=== Section Start ===
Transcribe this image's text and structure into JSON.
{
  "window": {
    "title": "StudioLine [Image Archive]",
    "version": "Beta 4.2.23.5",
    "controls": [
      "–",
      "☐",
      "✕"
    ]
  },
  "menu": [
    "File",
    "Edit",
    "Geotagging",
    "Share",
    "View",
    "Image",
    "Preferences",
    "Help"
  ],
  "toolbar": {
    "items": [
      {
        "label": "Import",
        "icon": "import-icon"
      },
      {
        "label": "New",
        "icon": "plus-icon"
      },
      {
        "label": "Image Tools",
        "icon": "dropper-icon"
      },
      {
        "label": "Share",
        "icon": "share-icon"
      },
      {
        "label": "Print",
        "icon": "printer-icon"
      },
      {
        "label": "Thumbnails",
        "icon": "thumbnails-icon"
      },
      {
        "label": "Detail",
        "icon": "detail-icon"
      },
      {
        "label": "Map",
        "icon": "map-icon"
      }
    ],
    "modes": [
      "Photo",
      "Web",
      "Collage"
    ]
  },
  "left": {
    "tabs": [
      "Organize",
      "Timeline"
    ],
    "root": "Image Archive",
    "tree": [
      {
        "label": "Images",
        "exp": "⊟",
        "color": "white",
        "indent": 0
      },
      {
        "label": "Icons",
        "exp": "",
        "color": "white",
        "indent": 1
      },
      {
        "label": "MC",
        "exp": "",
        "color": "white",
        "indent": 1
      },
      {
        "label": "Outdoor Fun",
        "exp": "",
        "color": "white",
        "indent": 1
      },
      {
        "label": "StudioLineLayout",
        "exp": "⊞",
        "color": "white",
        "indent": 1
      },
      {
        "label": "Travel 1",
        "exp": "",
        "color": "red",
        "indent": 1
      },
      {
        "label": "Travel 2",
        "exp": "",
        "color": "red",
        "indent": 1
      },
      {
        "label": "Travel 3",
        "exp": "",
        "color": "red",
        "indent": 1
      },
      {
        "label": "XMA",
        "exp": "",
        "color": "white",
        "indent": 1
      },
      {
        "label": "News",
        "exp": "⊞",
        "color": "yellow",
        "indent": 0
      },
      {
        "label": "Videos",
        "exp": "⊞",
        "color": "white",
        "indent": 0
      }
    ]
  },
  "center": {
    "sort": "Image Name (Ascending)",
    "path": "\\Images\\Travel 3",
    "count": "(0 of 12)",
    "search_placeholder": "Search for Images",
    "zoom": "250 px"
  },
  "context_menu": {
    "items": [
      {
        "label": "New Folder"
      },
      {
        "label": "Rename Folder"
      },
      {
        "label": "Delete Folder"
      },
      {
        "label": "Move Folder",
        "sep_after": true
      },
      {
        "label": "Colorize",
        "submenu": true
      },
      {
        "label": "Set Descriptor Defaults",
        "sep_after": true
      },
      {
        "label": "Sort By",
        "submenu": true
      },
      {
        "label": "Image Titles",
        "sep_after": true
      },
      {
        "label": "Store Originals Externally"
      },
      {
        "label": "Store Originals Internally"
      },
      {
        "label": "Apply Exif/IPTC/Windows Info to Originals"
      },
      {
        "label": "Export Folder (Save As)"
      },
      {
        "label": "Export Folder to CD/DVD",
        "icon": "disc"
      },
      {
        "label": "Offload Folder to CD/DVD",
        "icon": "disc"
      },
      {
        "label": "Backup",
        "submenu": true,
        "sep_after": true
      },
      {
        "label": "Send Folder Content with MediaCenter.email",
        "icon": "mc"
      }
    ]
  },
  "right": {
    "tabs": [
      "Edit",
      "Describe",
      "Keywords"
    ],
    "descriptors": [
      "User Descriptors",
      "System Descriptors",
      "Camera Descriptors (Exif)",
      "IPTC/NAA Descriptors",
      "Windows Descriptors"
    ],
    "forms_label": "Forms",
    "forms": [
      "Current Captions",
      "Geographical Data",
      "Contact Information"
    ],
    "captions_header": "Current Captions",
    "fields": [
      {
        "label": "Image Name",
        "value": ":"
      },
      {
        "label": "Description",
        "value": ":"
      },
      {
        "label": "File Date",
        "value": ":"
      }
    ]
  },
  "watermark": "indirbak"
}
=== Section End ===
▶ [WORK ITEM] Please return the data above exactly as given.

▶ [OUTPUT FOR THIS EXERCISE]
Transcribe this image's text and structure into JSON.
{
  "window": {
    "title": "StudioLine [Image Archive]",
    "version": "Beta 4.2.23.5",
    "controls": [
      "–",
      "☐",
      "✕"
    ]
  },
  "menu": [
    "File",
    "Edit",
    "Geotagging",
    "Share",
    "View",
    "Image",
    "Preferences",
    "Help"
  ],
  "toolbar": {
    "items": [
      {
        "label": "Import",
        "icon": "import-icon"
      },
      {
        "label": "New",
        "icon": "plus-icon"
      },
      {
        "label": "Image Tools",
        "icon": "dropper-icon"
      },
      {
        "label": "Share",
        "icon": "share-icon"
      },
      {
        "label": "Print",
        "icon": "printer-icon"
      },
      {
        "label": "Thumbnails",
        "icon": "thumbnails-icon"
      },
      {
        "label": "Detail",
        "icon": "detail-icon"
      },
      {
        "label": "Map",
        "icon": "map-icon"
      }
    ],
    "modes": [
      "Photo",
      "Web",
      "Collage"
    ]
  },
  "left": {
    "tabs": [
      "Organize",
      "Timeline"
    ],
    "root": "Image Archive",
    "tree": [
      {
        "label": "Images",
        "exp": "⊟",
        "color": "white",
        "indent": 0
      },
      {
        "label": "Icons",
        "exp": "",
        "color": "white",
        "indent": 1
      },
      {
        "label": "MC",
        "exp": "",
        "color": "white",
        "indent": 1
      },
      {
        "label": "Outdoor Fun",
        "exp": "",
        "color": "white",
        "indent": 1
      },
      {
        "label": "StudioLineLayout",
        "exp": "⊞",
        "color": "white",
        "indent": 1
      },
      {
        "label": "Travel 1",
        "exp": "",
        "color": "red",
        "indent": 1
      },
      {
        "label": "Travel 2",
        "exp": "",
        "color": "red",
        "indent": 1
      },
      {
        "label": "Travel 3",
        "exp": "",
        "color": "red",
        "indent": 1
      },
      {
        "label": "XMA",
        "exp": "",
        "color": "white",
        "indent": 1
      },
      {
        "label": "News",
        "exp": "⊞",
        "color": "yellow",
        "indent": 0
      },
      {
        "label": "Videos",
        "exp": "⊞",
        "color": "white",
        "indent": 0
      }
    ]
  },
  "center": {
    "sort": "Image Name (Ascending)",
    "path": "\\Images\\Travel 3",
    "count": "(0 of 12)",
    "search_placeholder": "Search for Images",
    "zoom": "250 px"
  },
  "context_menu": {
    "items": [
      {
        "label": "New Folder"
      },
      {
        "label": "Rename Folder"
      },
      {
        "label": "Delete Folder"
      },
      {
        "label": "Move Folder",
        "sep_after": true
      },
      {
        "label": "Colorize",
        "submenu": true
      },
      {
        "label": "Set Descriptor Defaults",
        "sep_after": true
      },
      {
        "label": "Sort By",
        "submenu": true
      },
      {
        "label": "Image Titles",
        "sep_after": true
      },
      {
        "label": "Store Originals Externally"
      },
      {
        "label": "Store Originals Internally"
      },
      {
        "label": "Apply Exif/IPTC/Windows Info to Originals"
      },
      {
        "label": "Export Folder (Save As)"
      },
      {
        "label": "Export Folder to CD/DVD",
        "icon": "disc"
      },
      {
        "label": "Offload Folder to CD/DVD",
        "icon": "disc"
      },
      {
        "label": "Backup",
        "submenu": true,
        "sep_after": true
      },
      {
        "label": "Send Folder Content with MediaCenter.email",
        "icon": "mc"
      }
    ]
  },
  "right": {
    "tabs": [
      "Edit",
      "Describe",
      "Keywords"
    ],
    "descriptors": [
      "User Descriptors",
      "System Descriptors",
      "Camera Descriptors (Exif)",
      "IPTC/NAA Descriptors",
      "Windows Descriptors"
    ],
    "forms_label": "Forms",
    "forms": [
      "Current Captions",
      "Geographical Data",
      "Contact Information"
    ],
    "captions_header": "Current Captions",
    "fields": [
      {
        "label": "Image Name",
        "value": ":"
      },
      {
        "label": "Description",
        "value": ":"
      },
      {
        "label": "File Date",
        "value": ":"
      }
    ]
  },
  "watermark": "indirbak"
}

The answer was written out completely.